### [What to produce]
When you reach the records below, output each one exactly.

### [Recorded information]
* * * * * * * * *
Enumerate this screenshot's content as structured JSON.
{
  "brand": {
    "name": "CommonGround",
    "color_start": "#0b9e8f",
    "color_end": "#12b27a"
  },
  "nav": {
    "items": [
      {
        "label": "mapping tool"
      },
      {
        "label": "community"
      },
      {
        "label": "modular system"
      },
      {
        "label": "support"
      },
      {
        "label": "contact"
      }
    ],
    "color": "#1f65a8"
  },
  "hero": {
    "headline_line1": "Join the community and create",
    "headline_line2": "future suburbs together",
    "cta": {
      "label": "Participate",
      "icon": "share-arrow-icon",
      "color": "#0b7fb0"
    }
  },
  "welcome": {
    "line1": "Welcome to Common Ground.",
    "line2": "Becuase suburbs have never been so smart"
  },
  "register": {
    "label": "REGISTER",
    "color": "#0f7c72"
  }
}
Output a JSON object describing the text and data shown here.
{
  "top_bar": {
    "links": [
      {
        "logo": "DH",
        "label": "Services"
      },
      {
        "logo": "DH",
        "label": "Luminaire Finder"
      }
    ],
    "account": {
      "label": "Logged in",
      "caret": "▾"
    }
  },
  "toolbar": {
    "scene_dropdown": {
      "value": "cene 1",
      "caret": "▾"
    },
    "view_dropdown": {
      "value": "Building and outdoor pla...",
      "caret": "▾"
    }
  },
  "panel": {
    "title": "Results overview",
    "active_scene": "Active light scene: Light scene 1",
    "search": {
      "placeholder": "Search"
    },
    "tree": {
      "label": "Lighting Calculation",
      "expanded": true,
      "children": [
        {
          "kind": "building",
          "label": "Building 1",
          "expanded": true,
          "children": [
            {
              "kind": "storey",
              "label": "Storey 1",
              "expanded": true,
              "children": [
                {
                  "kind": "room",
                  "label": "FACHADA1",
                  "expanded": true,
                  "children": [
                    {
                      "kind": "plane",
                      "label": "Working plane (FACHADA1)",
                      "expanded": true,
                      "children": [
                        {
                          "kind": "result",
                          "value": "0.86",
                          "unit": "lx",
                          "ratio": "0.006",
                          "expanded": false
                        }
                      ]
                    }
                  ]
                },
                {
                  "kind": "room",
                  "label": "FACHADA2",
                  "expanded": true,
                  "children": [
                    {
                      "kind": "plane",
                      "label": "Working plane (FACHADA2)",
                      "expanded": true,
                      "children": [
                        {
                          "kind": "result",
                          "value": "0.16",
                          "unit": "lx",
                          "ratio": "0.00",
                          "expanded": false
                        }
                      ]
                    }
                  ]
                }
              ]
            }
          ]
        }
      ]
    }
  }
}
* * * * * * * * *
### [Answer to the exercise]
Enumerate this screenshot's content as structured JSON.
{
  "brand": {
    "name": "CommonGround",
    "color_start": "#0b9e8f",
    "color_end": "#12b27a"
  },
  "nav": {
    "items": [
      {
        "label": "mapping tool"
      },
      {
        "label": "community"
      },
      {
        "label": "modular system"
      },
      {
        "label": "support"
      },
      {
        "label": "contact"
      }
    ],
    "color": "#1f65a8"
  },
  "hero": {
    "headline_line1": "Join the community and create",
    "headline_line2": "future suburbs together",
    "cta": {
      "label": "Participate",
      "icon": "share-arrow-icon",
      "color": "#0b7fb0"
    }
  },
  "welcome": {
    "line1": "Welcome to Common Ground.",
    "line2": "Becuase suburbs have never been so smart"
  },
  "register": {
    "label": "REGISTER",
    "color": "#0f7c72"
  }
}
Output a JSON object describing the text and data shown here.
{
  "top_bar": {
    "links": [
      {
        "logo": "DH",
        "label": "Services"
      },
      {
        "logo": "DH",
        "label": "Luminaire Finder"
      }
    ],
    "account": {
      "label": "Logged in",
      "caret": "▾"
    }
  },
  "toolbar": {
    "scene_dropdown": {
      "value": "cene 1",
      "caret": "▾"
    },
    "view_dropdown": {
      "value": "Building and outdoor pla...",
      "caret": "▾"
    }
  },
  "panel": {
    "title": "Results overview",
    "active_scene": "Active light scene: Light scene 1",
    "search": {
      "placeholder": "Search"
    },
    "tree": {
      "label": "Lighting Calculation",
      "expanded": true,
      "children": [
        {
          "kind": "building",
          "label": "Building 1",
          "expanded": true,
          "children": [
            {
              "kind": "storey",
              "label": "Storey 1",
              "expanded": true,
              "children": [
                {
                  "kind": "room",
                  "label": "FACHADA1",
                  "expanded": true,
                  "children": [
                    {
                      "kind": "plane",
                      "label": "Working plane (FACHADA1)",
                      "expanded": true,
                      "children": [
                        {
                          "kind": "result",
                          "value": "0.86",
                          "unit": "lx",
                          "ratio": "0.006",
                          "expanded": false
                        }
                      ]
                    }
                  ]
                },
                {
                  "kind": "room",
                  "label": "FACHADA2",
                  "expanded": true,
                  "children": [
                    {
                      "kind": "plane",
                      "label": "Working plane (FACHADA2)",
                      "expanded": true,
                      "children": [
                        {
                          "kind": "result",
                          "value": "0.16",
                          "unit": "lx",
                          "ratio": "0.00",
                          "expanded": false
                        }
                      ]
                    }
                  ]
                }
              ]
            }
          ]
        }
      ]
    }
  }
}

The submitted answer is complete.